"One of you should carefully tip toe to the main door and lock it from outside so that you do not create any unusual scenes should any mishap occur," he continued, "Meanwhile, one of you could mount on the wall of storeroom to prepare your entry through the window, ..."

Three of us sneaked out after everyone in the house fell asleep. Midway to our neighbour's house, "I have to attend to nature's call, you can go now," Acho Jigme stopped. "Do as I say! and no flashlights please," he went back.

As we reached the house, my cousin preferred to mount first. I went to lock the main door as instructed by Acho Jigme. By then my cousin had already opened the window shutters halfway through. The soft beams of setting moon was enough to guide us through.

I followed him up the wall. Before, he put in his head, I managed to take hold onto that window too.

Our knees trembling from the excitements, we were readying ourselves to fit in carefully when suddenly, a strong beam of flashlight surprised us.

Down came my cousin crushing over me. He fell down and I went sliding over the wall, badly scratching my right leg.   With no words to share, we surrendered ourselves - my cousin limped as I pulled home my right leg.

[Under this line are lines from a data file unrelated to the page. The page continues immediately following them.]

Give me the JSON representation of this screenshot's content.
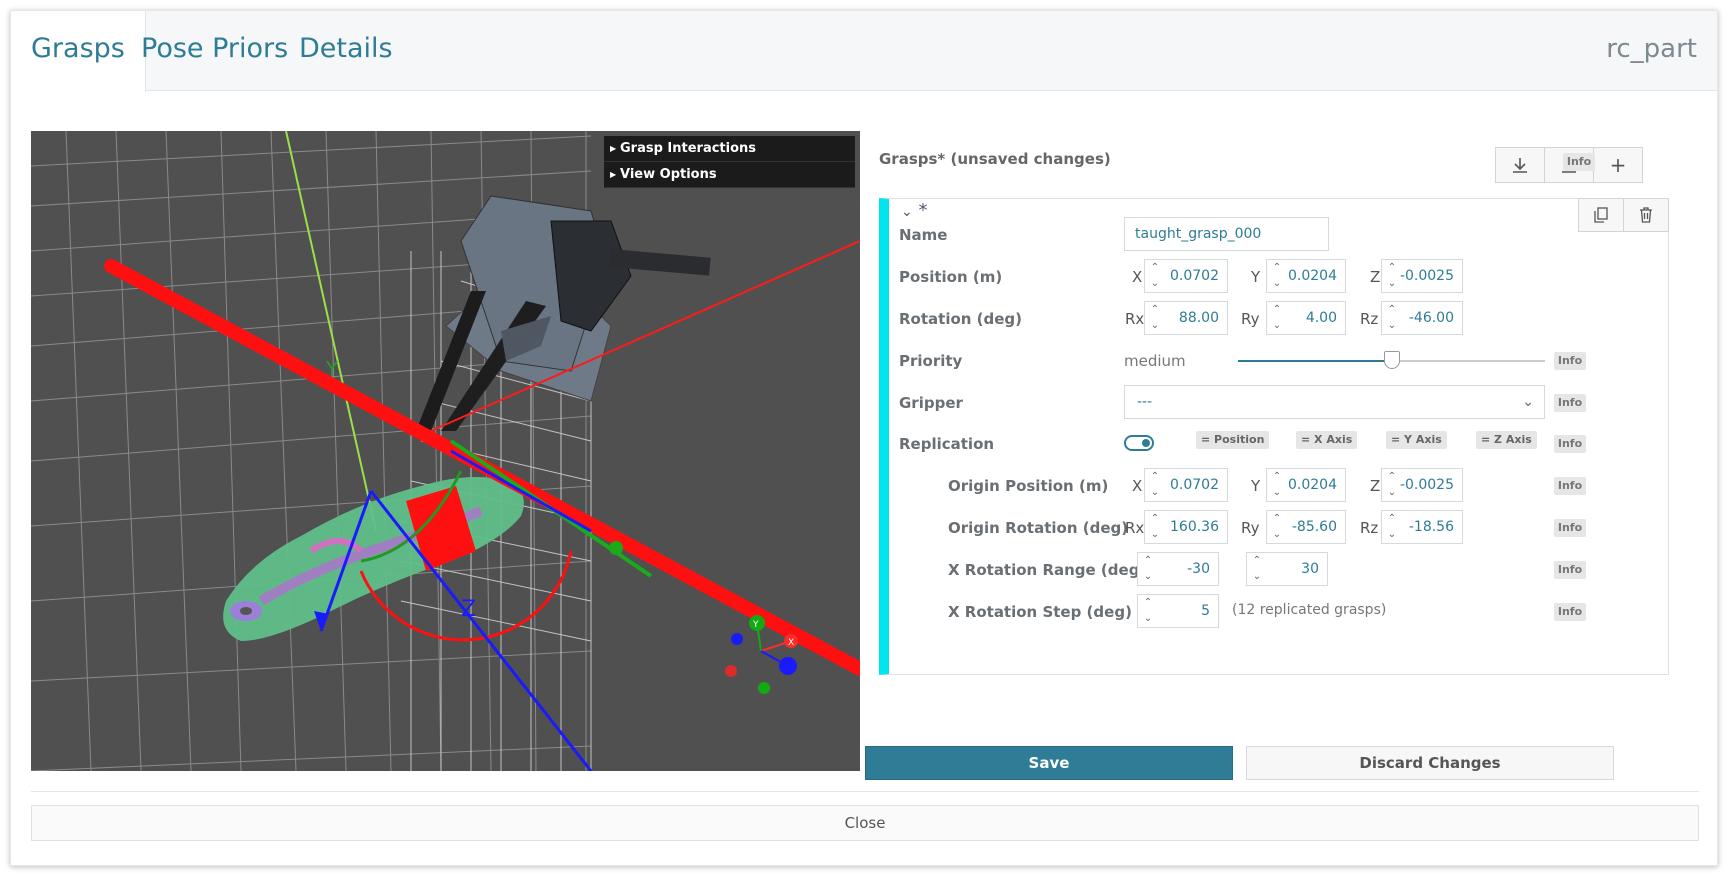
{
  "tabs": [
    {
      "label": "Grasps",
      "active": true
    },
    {
      "label": "Pose Priors",
      "active": false
    },
    {
      "label": "Details",
      "active": false
    }
  ],
  "modal_title": "rc_part",
  "viewer": {
    "menu": [
      {
        "label": "Grasp Interactions"
      },
      {
        "label": "View Options"
      }
    ],
    "axis_labels": {
      "y": "Y",
      "z": "Z",
      "mini_y": "Y",
      "mini_x": "X"
    }
  },
  "grasps_panel": {
    "title": "Grasps* (unsaved changes)",
    "info_label": "Info",
    "toolbar_icons": [
      "download-icon",
      "upload-icon",
      "plus-icon"
    ],
    "card": {
      "header": "*",
      "header_icons": [
        "chevron-down-icon",
        "copy-icon",
        "trash-icon"
      ],
      "name": {
        "label": "Name",
        "value": "taught_grasp_000"
      },
      "position": {
        "label": "Position (m)",
        "x_label": "X",
        "x": "0.0702",
        "y_label": "Y",
        "y": "0.0204",
        "z_label": "Z",
        "z": "-0.0025"
      },
      "rotation": {
        "label": "Rotation (deg)",
        "rx_label": "Rx",
        "rx": "88.00",
        "ry_label": "Ry",
        "ry": "4.00",
        "rz_label": "Rz",
        "rz": "-46.00"
      },
      "priority": {
        "label": "Priority",
        "value": "medium",
        "level": 0.5
      },
      "gripper": {
        "label": "Gripper",
        "value": "---"
      },
      "replication": {
        "label": "Replication",
        "enabled": true,
        "chips": [
          "= Position",
          "= X Axis",
          "= Y Axis",
          "= Z Axis"
        ],
        "origin_position": {
          "label": "Origin Position (m)",
          "x_label": "X",
          "x": "0.0702",
          "y_label": "Y",
          "y": "0.0204",
          "z_label": "Z",
          "z": "-0.0025"
        },
        "origin_rotation": {
          "label": "Origin Rotation (deg)",
          "rx_label": "Rx",
          "rx": "160.36",
          "ry_label": "Ry",
          "ry": "-85.60",
          "rz_label": "Rz",
          "rz": "-18.56"
        },
        "x_rotation_range": {
          "label": "X Rotation Range (deg)",
          "min": "-30",
          "max": "30"
        },
        "x_rotation_step": {
          "label": "X Rotation Step (deg)",
          "value": "5",
          "note": "(12 replicated grasps)"
        }
      }
    },
    "save_label": "Save",
    "discard_label": "Discard Changes"
  },
  "close_label": "Close",
  "colors": {
    "accent": "#2f7c96",
    "card_bar": "#00e5ee",
    "viewer_bg": "#505050"
  }
}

At home, as we opened the door, "Was it successful" he burst out into a huge laughter. But we had no mood to share the laughter with him that night, instead we went to our bed straight away.

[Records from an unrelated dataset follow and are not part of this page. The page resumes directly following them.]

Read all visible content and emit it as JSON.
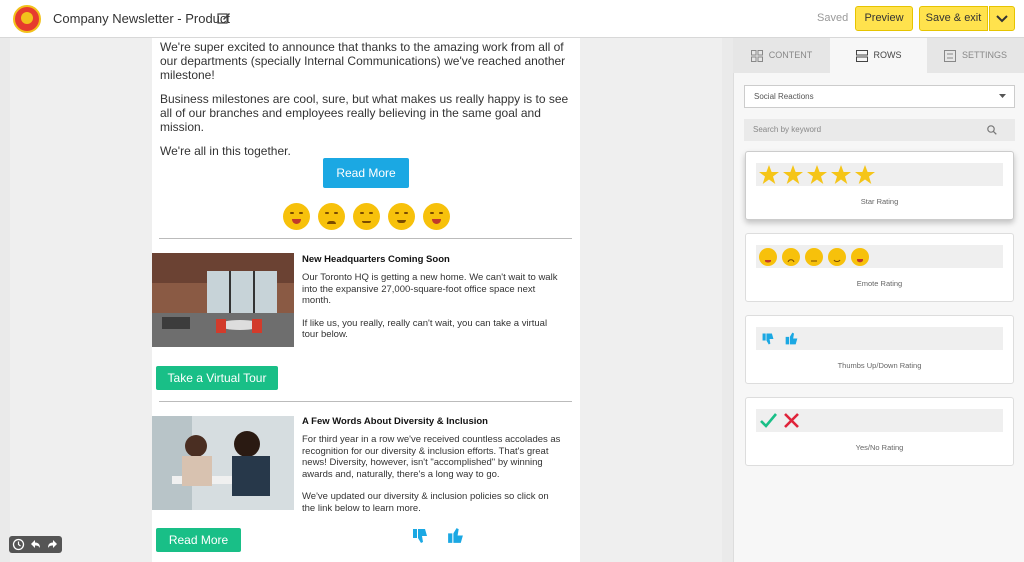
{
  "header": {
    "title": "Company Newsletter - Product",
    "saved_status": "Saved",
    "preview_label": "Preview",
    "save_exit_label": "Save & exit"
  },
  "email": {
    "intro_paragraphs": [
      "We're super excited to announce that thanks to the amazing work from all of our departments (specially Internal Communications) we've reached another milestone!",
      "Business milestones are cool, sure, but what makes us really happy is to see all of our branches and employees really believing in the same goal and mission.",
      "We're all in this together."
    ],
    "read_more_label": "Read More",
    "emote_count": 5,
    "article1": {
      "title": "New Headquarters Coming Soon",
      "paragraphs": [
        "Our Toronto HQ is getting a new home. We can't wait to walk into the expansive 27,000-square-foot office space next month.",
        "If like us, you really, really can't wait, you can take a virtual tour below."
      ],
      "button_label": "Take a Virtual Tour"
    },
    "article2": {
      "title": "A Few Words About Diversity & Inclusion",
      "paragraphs": [
        "For third year in a row we've received countless accolades as recognition for our diversity & inclusion efforts. That's great news! Diversity, however, isn't \"accomplished\" by winning awards and, naturally, there's a long way to go.",
        "We've updated our diversity & inclusion policies so click on the link below to learn more."
      ],
      "button_label": "Read More"
    }
  },
  "panel": {
    "tabs": [
      {
        "label": "CONTENT",
        "icon": "grid-icon"
      },
      {
        "label": "ROWS",
        "icon": "rows-icon"
      },
      {
        "label": "SETTINGS",
        "icon": "settings-icon"
      }
    ],
    "active_tab": "ROWS",
    "category_select": "Social Reactions",
    "search_placeholder": "Search by keyword",
    "cards": [
      {
        "label": "Star Rating"
      },
      {
        "label": "Emote Rating"
      },
      {
        "label": "Thumbs Up/Down Rating"
      },
      {
        "label": "Yes/No Rating"
      }
    ]
  },
  "colors": {
    "accent_yellow": "#ffe24d",
    "read_more_blue": "#1ba8e3",
    "cta_green": "#19bf87",
    "star": "#f5c518",
    "thumbs_blue": "#1ba8e3",
    "yes_green": "#19bf87",
    "no_red": "#e0233a"
  }
}
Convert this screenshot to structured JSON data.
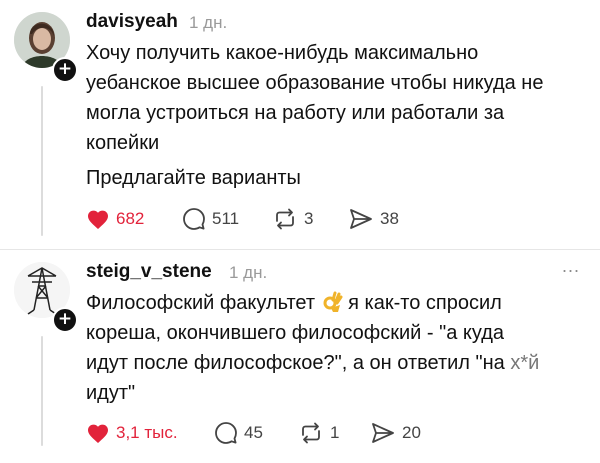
{
  "posts": [
    {
      "username": "davisyeah",
      "time": "1 дн.",
      "paragraph1": "Хочу получить какое-нибудь максимально\nуебанское высшее образование чтобы никуда не\nмогла устроиться на работу или работали за\nкопейки",
      "paragraph2": "Предлагайте варианты",
      "likes": "682",
      "comments": "511",
      "reposts": "3",
      "shares": "38"
    },
    {
      "username": "steig_v_stene",
      "time": "1 дн.",
      "more": "...",
      "line1_before": "Философский факультет",
      "line1_after": "я как-то спросил",
      "lines_rest": "кореша, окончившего философский - \"а куда\nидут после философское?\", а он ответил \"на ",
      "censored": "х*й",
      "lines_end": "\nидут\"",
      "likes": "3,1 тыс.",
      "comments": "45",
      "reposts": "1",
      "shares": "20"
    }
  ],
  "colors": {
    "like": "#e2233b",
    "text": "#111111",
    "muted": "#9a9a9a"
  }
}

Lying on the bed, I thought "If it weren't for Acho Jigme's prank, we would be dating the girls already. And, my first night out was an encounter with Acho Jigme's prank!


Acho Jigme was my first cousin who wouldn't talk much. We used to call him Ajime. He was better known for his hard work, dedication and the strong determination in doing whatever task he was assigned. When other brothers went to school, he was left behind herding the cattle and helping parents at home. And I still remember that he had one regret in his life, of having not gone to school along with other brothers. However, he had managed to learn ABCs, 123... and Ka Kha Ga Ngas... through his own initiative even before I started my school. I loved him so much that, I would often go to live with him in the forests along with cattle, during my vacations. I used to enjoy his company even if he never talked.

Unfortunately, in early 1990s a severe disease of unknown nature took away his life at a very young age. 

Let this anecdote be a fond remembrance and a tribute to your exemplary personality that you portrayed to us. I shall always remember you.